§ Task requirements: The string "placeholder" appears in some lines of the entries that follow; copy each such line.

(Data entries)
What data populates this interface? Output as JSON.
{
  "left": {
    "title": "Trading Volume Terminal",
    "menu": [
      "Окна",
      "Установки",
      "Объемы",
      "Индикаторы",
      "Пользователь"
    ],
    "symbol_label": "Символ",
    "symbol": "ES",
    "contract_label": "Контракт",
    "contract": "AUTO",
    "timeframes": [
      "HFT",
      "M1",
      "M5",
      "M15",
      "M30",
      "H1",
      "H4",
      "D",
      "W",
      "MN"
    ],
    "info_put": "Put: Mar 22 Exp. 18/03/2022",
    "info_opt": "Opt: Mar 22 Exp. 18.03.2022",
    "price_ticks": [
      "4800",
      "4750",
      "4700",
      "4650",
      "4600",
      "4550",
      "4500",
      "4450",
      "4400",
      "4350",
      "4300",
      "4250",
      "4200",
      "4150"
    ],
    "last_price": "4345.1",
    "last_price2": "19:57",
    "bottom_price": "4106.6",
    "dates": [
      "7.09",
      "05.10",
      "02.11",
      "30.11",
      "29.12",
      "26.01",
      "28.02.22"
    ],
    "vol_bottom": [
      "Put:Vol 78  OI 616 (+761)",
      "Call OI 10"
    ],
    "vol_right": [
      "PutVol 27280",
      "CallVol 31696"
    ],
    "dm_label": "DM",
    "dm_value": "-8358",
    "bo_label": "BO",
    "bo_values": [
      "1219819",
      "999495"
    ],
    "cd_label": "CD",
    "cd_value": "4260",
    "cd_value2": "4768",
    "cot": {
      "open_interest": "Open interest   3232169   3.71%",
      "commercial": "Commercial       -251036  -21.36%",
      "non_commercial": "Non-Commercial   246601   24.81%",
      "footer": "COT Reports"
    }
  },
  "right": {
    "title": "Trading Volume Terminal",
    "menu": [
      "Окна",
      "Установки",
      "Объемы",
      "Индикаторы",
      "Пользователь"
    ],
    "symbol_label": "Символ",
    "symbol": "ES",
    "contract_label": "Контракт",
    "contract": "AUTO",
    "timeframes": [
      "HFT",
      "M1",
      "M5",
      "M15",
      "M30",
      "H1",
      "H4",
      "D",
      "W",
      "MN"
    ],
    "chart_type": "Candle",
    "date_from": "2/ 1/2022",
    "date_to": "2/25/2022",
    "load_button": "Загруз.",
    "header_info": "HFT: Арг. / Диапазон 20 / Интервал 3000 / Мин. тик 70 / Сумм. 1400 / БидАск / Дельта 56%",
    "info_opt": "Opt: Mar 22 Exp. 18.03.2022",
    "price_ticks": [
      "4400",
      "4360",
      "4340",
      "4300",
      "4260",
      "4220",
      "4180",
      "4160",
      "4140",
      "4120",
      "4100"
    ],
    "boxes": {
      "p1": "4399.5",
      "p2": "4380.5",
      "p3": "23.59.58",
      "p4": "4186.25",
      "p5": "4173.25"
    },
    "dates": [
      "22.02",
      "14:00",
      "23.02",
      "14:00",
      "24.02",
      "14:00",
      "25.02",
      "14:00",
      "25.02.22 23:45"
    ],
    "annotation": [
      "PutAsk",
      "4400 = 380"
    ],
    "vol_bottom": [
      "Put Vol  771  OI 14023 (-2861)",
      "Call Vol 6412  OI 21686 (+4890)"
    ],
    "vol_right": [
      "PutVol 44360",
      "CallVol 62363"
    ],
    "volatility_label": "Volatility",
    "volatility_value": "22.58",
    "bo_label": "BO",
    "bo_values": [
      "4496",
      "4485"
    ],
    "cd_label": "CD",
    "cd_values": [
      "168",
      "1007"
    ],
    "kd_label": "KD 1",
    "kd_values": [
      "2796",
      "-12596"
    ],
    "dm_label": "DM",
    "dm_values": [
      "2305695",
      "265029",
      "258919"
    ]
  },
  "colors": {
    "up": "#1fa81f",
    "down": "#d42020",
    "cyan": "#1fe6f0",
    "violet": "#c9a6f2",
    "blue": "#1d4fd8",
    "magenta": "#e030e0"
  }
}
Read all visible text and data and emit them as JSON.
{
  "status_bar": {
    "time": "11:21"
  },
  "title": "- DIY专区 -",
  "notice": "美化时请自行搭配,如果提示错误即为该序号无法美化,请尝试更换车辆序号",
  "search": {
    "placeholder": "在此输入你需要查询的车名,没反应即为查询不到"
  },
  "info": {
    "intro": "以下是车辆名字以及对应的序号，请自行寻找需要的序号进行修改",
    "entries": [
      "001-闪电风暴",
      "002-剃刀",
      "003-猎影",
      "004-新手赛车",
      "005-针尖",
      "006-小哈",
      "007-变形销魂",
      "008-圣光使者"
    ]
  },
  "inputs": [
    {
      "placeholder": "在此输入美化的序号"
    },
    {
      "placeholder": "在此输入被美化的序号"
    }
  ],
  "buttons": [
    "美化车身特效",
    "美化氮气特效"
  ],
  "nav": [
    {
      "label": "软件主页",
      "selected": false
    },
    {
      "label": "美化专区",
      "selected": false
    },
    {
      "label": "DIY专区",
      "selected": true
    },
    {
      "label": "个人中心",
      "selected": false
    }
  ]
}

§ Output for this exercise:
    "placeholder": "在此输入你需要查询的车名,没反应即为查询不到"
      "placeholder": "在此输入美化的序号"
      "placeholder": "在此输入被美化的序号"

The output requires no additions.